Exercise directions
Every line below is to be given again precisely; images are to be left out.

Data records for software interfaces

◆ ◆ ◆ ◆

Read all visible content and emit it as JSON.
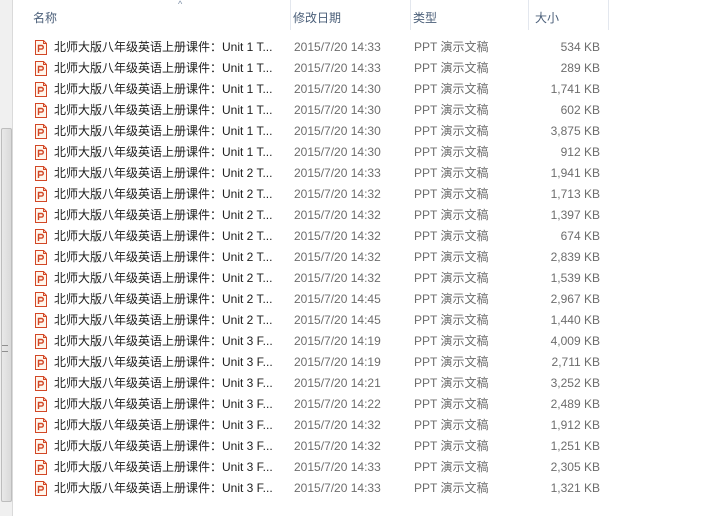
{
  "columns": {
    "name": "名称",
    "date": "修改日期",
    "type": "类型",
    "size": "大小",
    "sort_indicator": "^"
  },
  "icon": {
    "name": "powerpoint-file-icon",
    "accent": "#d24726",
    "fill": "#fff6ec"
  },
  "files": [
    {
      "name": "北师大版八年级英语上册课件：Unit 1 T...",
      "date": "2015/7/20 14:33",
      "type": "PPT 演示文稿",
      "size": "534 KB"
    },
    {
      "name": "北师大版八年级英语上册课件：Unit 1 T...",
      "date": "2015/7/20 14:33",
      "type": "PPT 演示文稿",
      "size": "289 KB"
    },
    {
      "name": "北师大版八年级英语上册课件：Unit 1 T...",
      "date": "2015/7/20 14:30",
      "type": "PPT 演示文稿",
      "size": "1,741 KB"
    },
    {
      "name": "北师大版八年级英语上册课件：Unit 1 T...",
      "date": "2015/7/20 14:30",
      "type": "PPT 演示文稿",
      "size": "602 KB"
    },
    {
      "name": "北师大版八年级英语上册课件：Unit 1 T...",
      "date": "2015/7/20 14:30",
      "type": "PPT 演示文稿",
      "size": "3,875 KB"
    },
    {
      "name": "北师大版八年级英语上册课件：Unit 1 T...",
      "date": "2015/7/20 14:30",
      "type": "PPT 演示文稿",
      "size": "912 KB"
    },
    {
      "name": "北师大版八年级英语上册课件：Unit 2 T...",
      "date": "2015/7/20 14:33",
      "type": "PPT 演示文稿",
      "size": "1,941 KB"
    },
    {
      "name": "北师大版八年级英语上册课件：Unit 2 T...",
      "date": "2015/7/20 14:32",
      "type": "PPT 演示文稿",
      "size": "1,713 KB"
    },
    {
      "name": "北师大版八年级英语上册课件：Unit 2 T...",
      "date": "2015/7/20 14:32",
      "type": "PPT 演示文稿",
      "size": "1,397 KB"
    },
    {
      "name": "北师大版八年级英语上册课件：Unit 2 T...",
      "date": "2015/7/20 14:32",
      "type": "PPT 演示文稿",
      "size": "674 KB"
    },
    {
      "name": "北师大版八年级英语上册课件：Unit 2 T...",
      "date": "2015/7/20 14:32",
      "type": "PPT 演示文稿",
      "size": "2,839 KB"
    },
    {
      "name": "北师大版八年级英语上册课件：Unit 2 T...",
      "date": "2015/7/20 14:32",
      "type": "PPT 演示文稿",
      "size": "1,539 KB"
    },
    {
      "name": "北师大版八年级英语上册课件：Unit 2 T...",
      "date": "2015/7/20 14:45",
      "type": "PPT 演示文稿",
      "size": "2,967 KB"
    },
    {
      "name": "北师大版八年级英语上册课件：Unit 2 T...",
      "date": "2015/7/20 14:45",
      "type": "PPT 演示文稿",
      "size": "1,440 KB"
    },
    {
      "name": "北师大版八年级英语上册课件：Unit 3 F...",
      "date": "2015/7/20 14:19",
      "type": "PPT 演示文稿",
      "size": "4,009 KB"
    },
    {
      "name": "北师大版八年级英语上册课件：Unit 3 F...",
      "date": "2015/7/20 14:19",
      "type": "PPT 演示文稿",
      "size": "2,711 KB"
    },
    {
      "name": "北师大版八年级英语上册课件：Unit 3 F...",
      "date": "2015/7/20 14:21",
      "type": "PPT 演示文稿",
      "size": "3,252 KB"
    },
    {
      "name": "北师大版八年级英语上册课件：Unit 3 F...",
      "date": "2015/7/20 14:22",
      "type": "PPT 演示文稿",
      "size": "2,489 KB"
    },
    {
      "name": "北师大版八年级英语上册课件：Unit 3 F...",
      "date": "2015/7/20 14:32",
      "type": "PPT 演示文稿",
      "size": "1,912 KB"
    },
    {
      "name": "北师大版八年级英语上册课件：Unit 3 F...",
      "date": "2015/7/20 14:32",
      "type": "PPT 演示文稿",
      "size": "1,251 KB"
    },
    {
      "name": "北师大版八年级英语上册课件：Unit 3 F...",
      "date": "2015/7/20 14:33",
      "type": "PPT 演示文稿",
      "size": "2,305 KB"
    },
    {
      "name": "北师大版八年级英语上册课件：Unit 3 F...",
      "date": "2015/7/20 14:33",
      "type": "PPT 演示文稿",
      "size": "1,321 KB"
    }
  ]
}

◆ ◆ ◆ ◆

Task solution
Read all visible content and emit it as JSON.
{
  "columns": {
    "name": "名称",
    "date": "修改日期",
    "type": "类型",
    "size": "大小",
    "sort_indicator": "^"
  },
  "icon": {
    "name": "powerpoint-file-icon",
    "accent": "#d24726",
    "fill": "#fff6ec"
  },
  "files": [
    {
      "name": "北师大版八年级英语上册课件：Unit 1 T...",
      "date": "2015/7/20 14:33",
      "type": "PPT 演示文稿",
      "size": "534 KB"
    },
    {
      "name": "北师大版八年级英语上册课件：Unit 1 T...",
      "date": "2015/7/20 14:33",
      "type": "PPT 演示文稿",
      "size": "289 KB"
    },
    {
      "name": "北师大版八年级英语上册课件：Unit 1 T...",
      "date": "2015/7/20 14:30",
      "type": "PPT 演示文稿",
      "size": "1,741 KB"
    },
    {
      "name": "北师大版八年级英语上册课件：Unit 1 T...",
      "date": "2015/7/20 14:30",
      "type": "PPT 演示文稿",
      "size": "602 KB"
    },
    {
      "name": "北师大版八年级英语上册课件：Unit 1 T...",
      "date": "2015/7/20 14:30",
      "type": "PPT 演示文稿",
      "size": "3,875 KB"
    },
    {
      "name": "北师大版八年级英语上册课件：Unit 1 T...",
      "date": "2015/7/20 14:30",
      "type": "PPT 演示文稿",
      "size": "912 KB"
    },
    {
      "name": "北师大版八年级英语上册课件：Unit 2 T...",
      "date": "2015/7/20 14:33",
      "type": "PPT 演示文稿",
      "size": "1,941 KB"
    },
    {
      "name": "北师大版八年级英语上册课件：Unit 2 T...",
      "date": "2015/7/20 14:32",
      "type": "PPT 演示文稿",
      "size": "1,713 KB"
    },
    {
      "name": "北师大版八年级英语上册课件：Unit 2 T...",
      "date": "2015/7/20 14:32",
      "type": "PPT 演示文稿",
      "size": "1,397 KB"
    },
    {
      "name": "北师大版八年级英语上册课件：Unit 2 T...",
      "date": "2015/7/20 14:32",
      "type": "PPT 演示文稿",
      "size": "674 KB"
    },
    {
      "name": "北师大版八年级英语上册课件：Unit 2 T...",
      "date": "2015/7/20 14:32",
      "type": "PPT 演示文稿",
      "size": "2,839 KB"
    },
    {
      "name": "北师大版八年级英语上册课件：Unit 2 T...",
      "date": "2015/7/20 14:32",
      "type": "PPT 演示文稿",
      "size": "1,539 KB"
    },
    {
      "name": "北师大版八年级英语上册课件：Unit 2 T...",
      "date": "2015/7/20 14:45",
      "type": "PPT 演示文稿",
      "size": "2,967 KB"
    },
    {
      "name": "北师大版八年级英语上册课件：Unit 2 T...",
      "date": "2015/7/20 14:45",
      "type": "PPT 演示文稿",
      "size": "1,440 KB"
    },
    {
      "name": "北师大版八年级英语上册课件：Unit 3 F...",
      "date": "2015/7/20 14:19",
      "type": "PPT 演示文稿",
      "size": "4,009 KB"
    },
    {
      "name": "北师大版八年级英语上册课件：Unit 3 F...",
      "date": "2015/7/20 14:19",
      "type": "PPT 演示文稿",
      "size": "2,711 KB"
    },
    {
      "name": "北师大版八年级英语上册课件：Unit 3 F...",
      "date": "2015/7/20 14:21",
      "type": "PPT 演示文稿",
      "size": "3,252 KB"
    },
    {
      "name": "北师大版八年级英语上册课件：Unit 3 F...",
      "date": "2015/7/20 14:22",
      "type": "PPT 演示文稿",
      "size": "2,489 KB"
    },
    {
      "name": "北师大版八年级英语上册课件：Unit 3 F...",
      "date": "2015/7/20 14:32",
      "type": "PPT 演示文稿",
      "size": "1,912 KB"
    },
    {
      "name": "北师大版八年级英语上册课件：Unit 3 F...",
      "date": "2015/7/20 14:32",
      "type": "PPT 演示文稿",
      "size": "1,251 KB"
    },
    {
      "name": "北师大版八年级英语上册课件：Unit 3 F...",
      "date": "2015/7/20 14:33",
      "type": "PPT 演示文稿",
      "size": "2,305 KB"
    },
    {
      "name": "北师大版八年级英语上册课件：Unit 3 F...",
      "date": "2015/7/20 14:33",
      "type": "PPT 演示文稿",
      "size": "1,321 KB"
    }
  ]
}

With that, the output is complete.